This is an incredible opportunity for students to connect the theories and ideas to their lives. Past presentations have impacted the faculty and staff enough that students have been looked at as local experts long after their assignment has been given a grade; often being asked questions at lunch or between classes. Students at The Outdoor Academy look to make the world a better place in an intelligent and sustainable manner. Ask your nearest student about their ideas, they are pretty good!
Racheal Duffy, Math Teacher and Wilderness Leader
MAR. 17, 2017
Spring break at The Outdoor Academy is always a blessing and a curse. It is nice to relax, catch up on sleep, and all of the other little things that you put off; but it is also hard to be away from our amazing community. I asked one of our students, Leah, to share some of her thoughts about spring break:
“Transitioning back into OA after spring break can be difficult for some and easy for others. From my perspective, coming back was one of the easiest things I’ve done. I was excited to see all of my friends and the faculty! We are such a close knit community that it was impossible not to miss everyone while I was away. Some things I look forward to in these last two months are mastering new skills I am learning, like stain glass, and creating deeper relationships with everyone. I learned how to live in a community and work with my peers. I have developed more confidence because of how accepting everyone is. That is what made the transitions easy for me. As for our semester, we all accept and love each other. We sometimes fight like siblings, but we can never really stay mad at each other. We have all grown in our own ways and as a group. This is home for four months because that’s what we make it, home.”

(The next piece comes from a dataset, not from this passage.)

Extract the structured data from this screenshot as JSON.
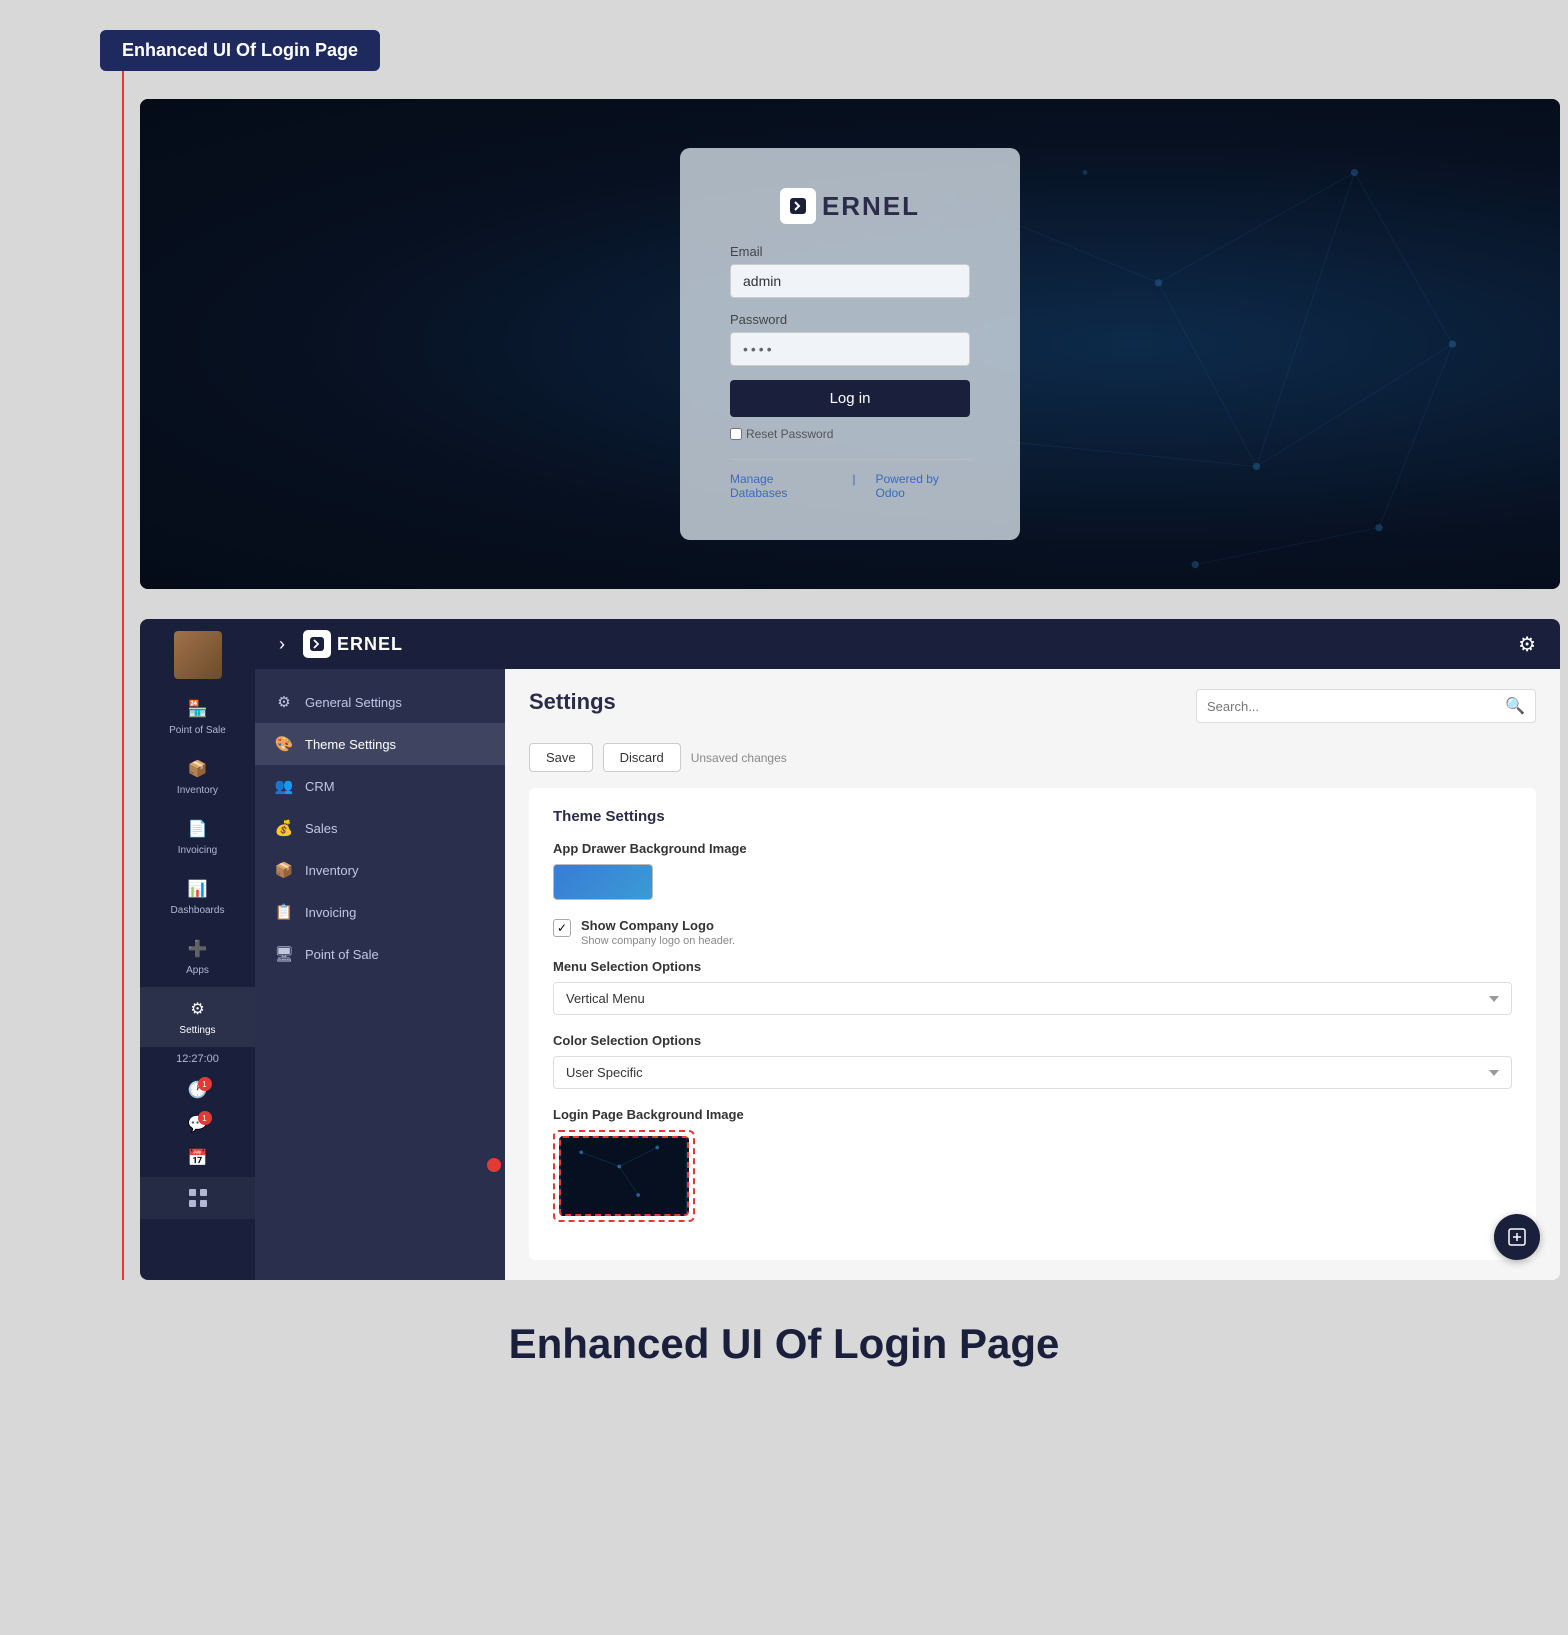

By the calendar we may only be halfway through the semester, but in my mind we are closer to two-thirds done. This is due to the amount of outdoor programming about to happen. I know the next months will fly by as we get out on the rivers, rocks, and trials. We are all ready to get out into the woods, work together, and breathe in spring. Bring it on!
Brian Quarrier, Arts, Environmental Seminar, Wilderness Leader